Modeling of un-deformed chip thickness in RUM process and study of size effects in μ-RUM

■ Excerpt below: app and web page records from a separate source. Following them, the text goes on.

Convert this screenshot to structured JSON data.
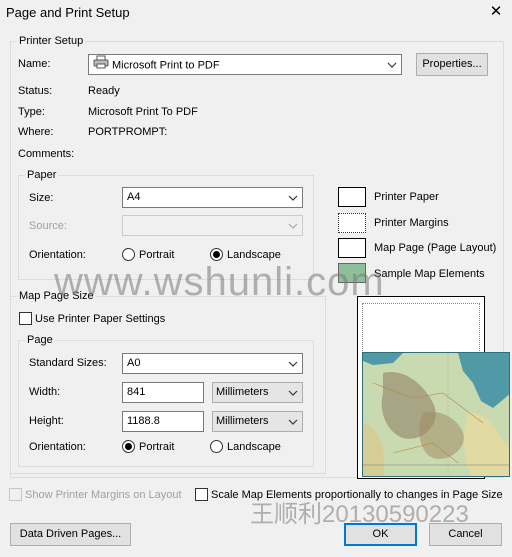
{
  "window": {
    "title": "Page and Print Setup",
    "close_glyph": "✕"
  },
  "printer_setup": {
    "legend": "Printer Setup",
    "name_label": "Name:",
    "name_value": "Microsoft Print to PDF",
    "properties_button": "Properties...",
    "status_label": "Status:",
    "status_value": "Ready",
    "type_label": "Type:",
    "type_value": "Microsoft Print To PDF",
    "where_label": "Where:",
    "where_value": "PORTPROMPT:",
    "comments_label": "Comments:",
    "comments_value": ""
  },
  "paper": {
    "legend": "Paper",
    "size_label": "Size:",
    "size_value": "A4",
    "source_label": "Source:",
    "source_value": "",
    "orientation_label": "Orientation:",
    "portrait_label": "Portrait",
    "landscape_label": "Landscape",
    "selected_orientation": "Landscape"
  },
  "legend_panel": {
    "printer_paper": "Printer Paper",
    "printer_margins": "Printer Margins",
    "map_page": "Map Page (Page Layout)",
    "sample_map_elements": "Sample Map Elements"
  },
  "map_page_size": {
    "legend": "Map Page Size",
    "use_printer_paper_label": "Use Printer Paper Settings",
    "use_printer_paper_checked": false
  },
  "page": {
    "legend": "Page",
    "standard_sizes_label": "Standard Sizes:",
    "standard_sizes_value": "A0",
    "width_label": "Width:",
    "width_value": "841",
    "width_unit": "Millimeters",
    "height_label": "Height:",
    "height_value": "1188.8",
    "height_unit": "Millimeters",
    "orientation_label": "Orientation:",
    "portrait_label": "Portrait",
    "landscape_label": "Landscape",
    "selected_orientation": "Portrait"
  },
  "options": {
    "show_margins_label": "Show Printer Margins on Layout",
    "show_margins_enabled": false,
    "scale_elements_label": "Scale Map Elements proportionally to changes in Page Size",
    "scale_elements_checked": false
  },
  "footer": {
    "data_driven_pages_button": "Data Driven Pages...",
    "ok_button": "OK",
    "cancel_button": "Cancel"
  },
  "watermarks": {
    "site": "www.wshunli.com",
    "author": "王顺利20130590223"
  },
  "colors": {
    "dialog_bg": "#f0f0f0",
    "accent": "#0078d7",
    "map_sea": "#4f9aa6"
  }
}
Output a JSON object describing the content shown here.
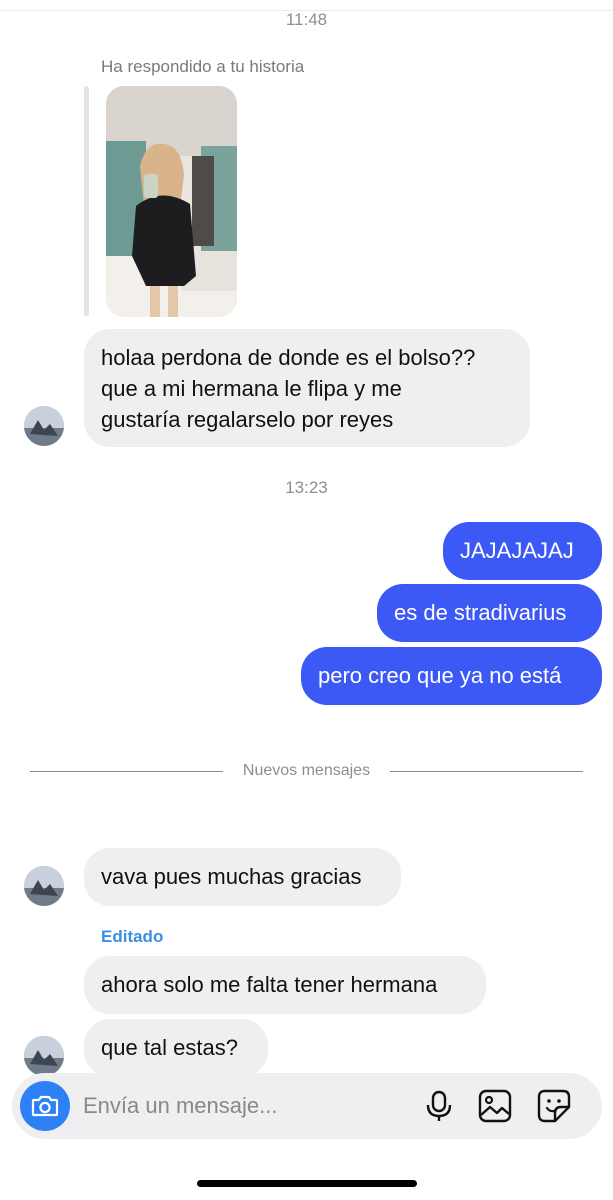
{
  "thread": {
    "time_1": "11:48",
    "story_reply_label": "Ha respondido a tu historia",
    "story_image": "story-photo",
    "msg_1_lines": [
      "holaa perdona de donde es el bolso??",
      "que a mi hermana le flipa y me",
      "gustaría regalarselo por reyes"
    ],
    "time_2": "13:23",
    "sent": [
      "JAJAJAJAJ",
      "es de stradivarius",
      "pero creo que ya no está"
    ],
    "new_messages_label": "Nuevos mensajes",
    "msg_2": "vava pues muchas gracias",
    "edited_label": "Editado",
    "msg_3": "ahora solo me falta tener hermana",
    "msg_4": "que tal estas?"
  },
  "composer": {
    "placeholder": "Envía un mensaje...",
    "icons": [
      "camera-icon",
      "microphone-icon",
      "gallery-icon",
      "sticker-icon"
    ]
  },
  "colors": {
    "sent_bubble": "#3d59f5",
    "received_bubble": "#efeff1",
    "camera_button": "#2e80f5",
    "edited_label": "#3b8fe0"
  }
}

Un-deformed chip thickness is a critical parameter in machining processes. Measuring un-deformed chip thickness experimentally is a complicated process, especially in micro machining and may not even be measured accurately. The un-deformed chip thickness has an influence on material removal rate, cutting forces, specific energy and surface finish etc. In ceramic machining, it is also an indication of material removal mode such as ductile or brittle fracture. In the present study, an effort is made to model undeformed chip thickness, cutting forces and specific cutting energy in rotary ultrasonic machining (RUM) applied to the side milling operation. RUM may be considered as super-imposition of ultrasonic vibrations on the grinding process. The kinematics of ultrasonic motion has been applied to the grinding for the development of the RUM process models. To validate the models, machining experiments have been performed on borosilicate glass in RUM and grinding modes. Percentage of ductile mode of fracture for the machined surfaces has been evaluated using SEM images. Surface roughness values have also been compared for the same material removal rate conditions to ascertain fracture mode. Developed models have been verified and found that ductile mode of fracture as well as surface finish were higher in RUM as compared to grinding process for same material removal rate. RUM process for six aerospace grade materials has also been tried using micro and macro tools and size effects studied.